Peaceful optimism doesn't sell as well as gritty conflict.
Science fiction stories that feature artificial intelligence usually have apocalyptic themes or disastrous consequences for the human characters. Hollywood has a strong selection bias for the darkest visions of an AI-enabled future because that's what makes compelling on-screen moments. These stories don't form in response to reality, and they don't serve to educate the audience either. They are fiction spun for our entertainment.
No one's about to interpret Terminator as an artificial intelligence textbook, but this stripe of movie still informs the popular conception of AI technology. We all know that a silver humanoid robot firing a shotgun while driving a motorcycle is pure imagination, but we still expect AI systems to anticipate our needs and be highly conversational in the language of our choice. We think these things because movies condition us. They furthermore propagate the idea that these systems will eventually turn malevolent against people.
So where does the movie end and reality begin?
After more than a decade running AI startups (not to mention degrees in math and computer science), my vision of our AI-enabled future is distinctly positive. This family of technologies is going to unlock new abilities and intellectual capacities for us, delivering a new normal to human society. It deserves careful thought and preparation.
That's why science fiction is a double-edged sword for artificial intelligence: movies make it easier and harder all at once to talk about AI.
Movies can encourage people to reevaluate their relationships with technology.
We all have that friend or family member who's a mindless technology consumer. This person might burn entire weekends watching Netflix and Hulu, then spend the week scrolling Twitter and Instagram to dish out likes on other people's content. Then they might put on a virtual reality headset to escape to a hyper-realistic world that doesn't actually exist at all.
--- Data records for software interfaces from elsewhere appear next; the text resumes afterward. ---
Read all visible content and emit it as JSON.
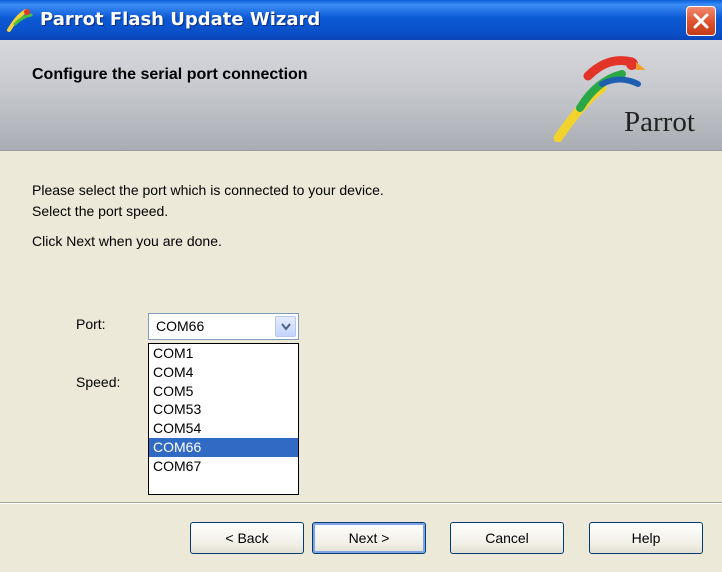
{
  "window": {
    "title": "Parrot Flash Update Wizard",
    "close_icon": "close-icon"
  },
  "header": {
    "heading": "Configure the serial port connection",
    "logo_text": "Parrot"
  },
  "instructions": {
    "line1": "Please select the port which is connected to your device.",
    "line2": "Select the port speed.",
    "line3": "Click Next when you are done."
  },
  "port": {
    "label": "Port:",
    "selected": "COM66",
    "options": [
      "COM1",
      "COM4",
      "COM5",
      "COM53",
      "COM54",
      "COM66",
      "COM67"
    ]
  },
  "speed": {
    "label": "Speed:"
  },
  "buttons": {
    "back": "< Back",
    "next": "Next >",
    "cancel": "Cancel",
    "help": "Help"
  }
}
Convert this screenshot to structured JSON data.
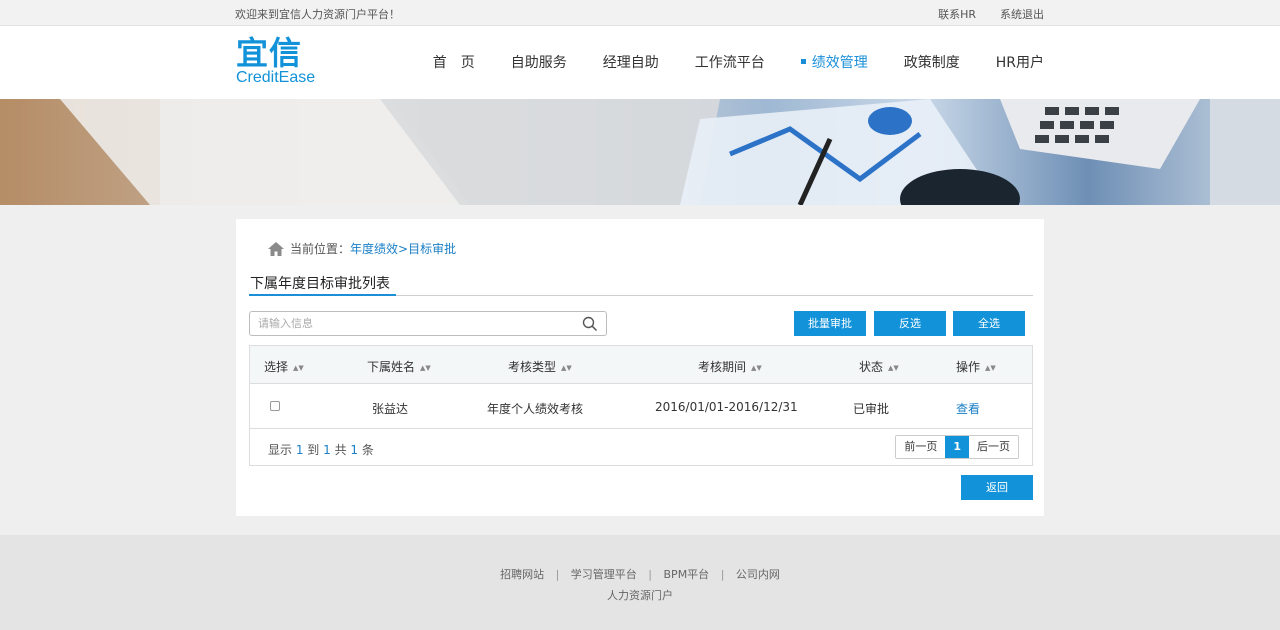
{
  "topbar": {
    "welcome": "欢迎来到宜信人力资源门户平台！",
    "links": [
      "联系HR",
      "系统退出"
    ]
  },
  "logo": {
    "cn": "宜信",
    "en": "CreditEase"
  },
  "nav": {
    "items": [
      "首　页",
      "自助服务",
      "经理自助",
      "工作流平台",
      "绩效管理",
      "政策制度",
      "HR用户"
    ],
    "active_index": 4
  },
  "breadcrumb": {
    "prefix": "当前位置：",
    "path1": "年度绩效",
    "sep": ">",
    "path2": "目标审批"
  },
  "section_title": "下属年度目标审批列表",
  "search": {
    "placeholder": "请输入信息",
    "value": ""
  },
  "buttons": {
    "batch": "批量审批",
    "invert": "反选",
    "all": "全选",
    "back": "返回"
  },
  "table": {
    "headers": [
      "选择",
      "下属姓名",
      "考核类型",
      "考核期间",
      "状态",
      "操作"
    ],
    "rows": [
      {
        "checked": false,
        "name": "张益达",
        "type": "年度个人绩效考核",
        "period": "2016/01/01-2016/12/31",
        "status": "已审批",
        "action": "查看"
      }
    ]
  },
  "pagination": {
    "info_pre": "显示 ",
    "from": "1",
    "info_mid1": " 到 ",
    "to": "1",
    "info_mid2": " 共 ",
    "total": "1",
    "info_post": " 条",
    "prev": "前一页",
    "current": "1",
    "next": "后一页"
  },
  "footer": {
    "links": [
      "招聘网站",
      "学习管理平台",
      "BPM平台",
      "公司内网"
    ],
    "divider": "|",
    "sub": "人力资源门户"
  },
  "colors": {
    "primary": "#1192d9",
    "link": "#1a7fc6"
  }
}
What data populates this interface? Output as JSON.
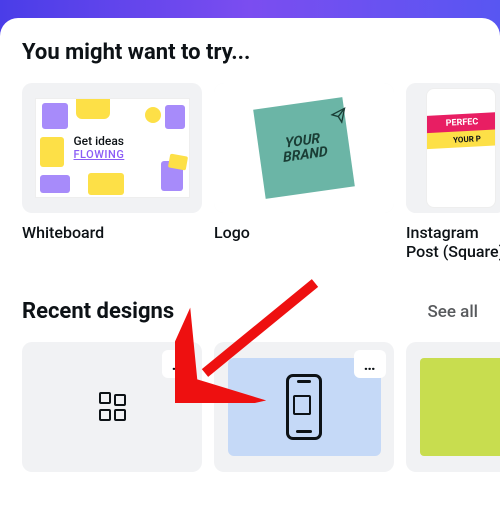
{
  "sections": {
    "try": {
      "title": "You might want to try...",
      "items": [
        {
          "label": "Whiteboard",
          "preview": {
            "line1": "Get ideas",
            "line2": "FLOWING"
          }
        },
        {
          "label": "Logo",
          "preview": {
            "line1": "YOUR",
            "line2": "BRAND"
          }
        },
        {
          "label": "Instagram Post (Square)",
          "preview": {
            "banner1": "PERFEC",
            "banner2": "YOUR P"
          }
        }
      ]
    },
    "recent": {
      "title": "Recent designs",
      "see_all": "See all",
      "more_glyph": "…"
    }
  }
}
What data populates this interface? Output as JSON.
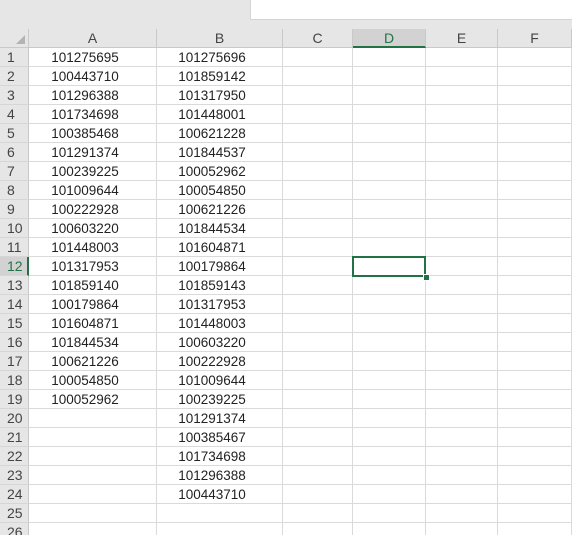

This kind of passive relationship with technology will certainly fill your days, but AI requires more thought from us than that. Strong AI systems of the future will automate low-level intellectual tasks to nothing, changing the way our brains work in the long term. It will require a lot of mindfulness to manage this new reality gracefully.
Science fiction can be a lightning bolt that stirs the viewer's mind to closer awareness of this. Black Mirror is a strong example — the thought-provoking dystopian series is fairly described as The Twilight Zone for the iPhone generation. Technology is an animating force in every episode, usually the source of a character's central problems. Attentive viewers can't help but wonder what technological forces might be contributing to their own success or failure.
Before his death, Stephen Hawking famously made public noise that we must plan for the arrival of mature AI as if we have a 20-year warning that an alien race is headed to Earth. Now that's a sci-fi conversation with productive intent behind it.
But movies also add noise to what must be a thoughtful conversation.
Artificial intelligence stands to be the most transformative technology developed by humankind, but it's hard to talk about it meaningfully if those conversations devolve to Star Trek references.
Doomsday robots and malicious superintelligence have nothing to do with real AI in 2019, but almost every sci-fi movie shows us these images anyway. They're meant as innocuous entertainment, yet they end up fueling the unconscious narrative that AI will spell the end of the human race.
AI domain experts scattered across business and academia mostly don't care what sci-fi says. When summer blockbusters constantly infringe on your area of expertise, they aren't entertaining. They're irrelevant at best, if not straight-up annoying to someone working a career in AI. Those experts are too busy developing real technology to get bogged down in a heavy conversation weighed down by lots of sci-fi "what-if."
Hollywood manufactures entertaining conflict to capture an audience and make money. But modern AI development is about solving real problems, not inventing fake ones.
That's why science fiction is a polarizing, double-edged sword in AI.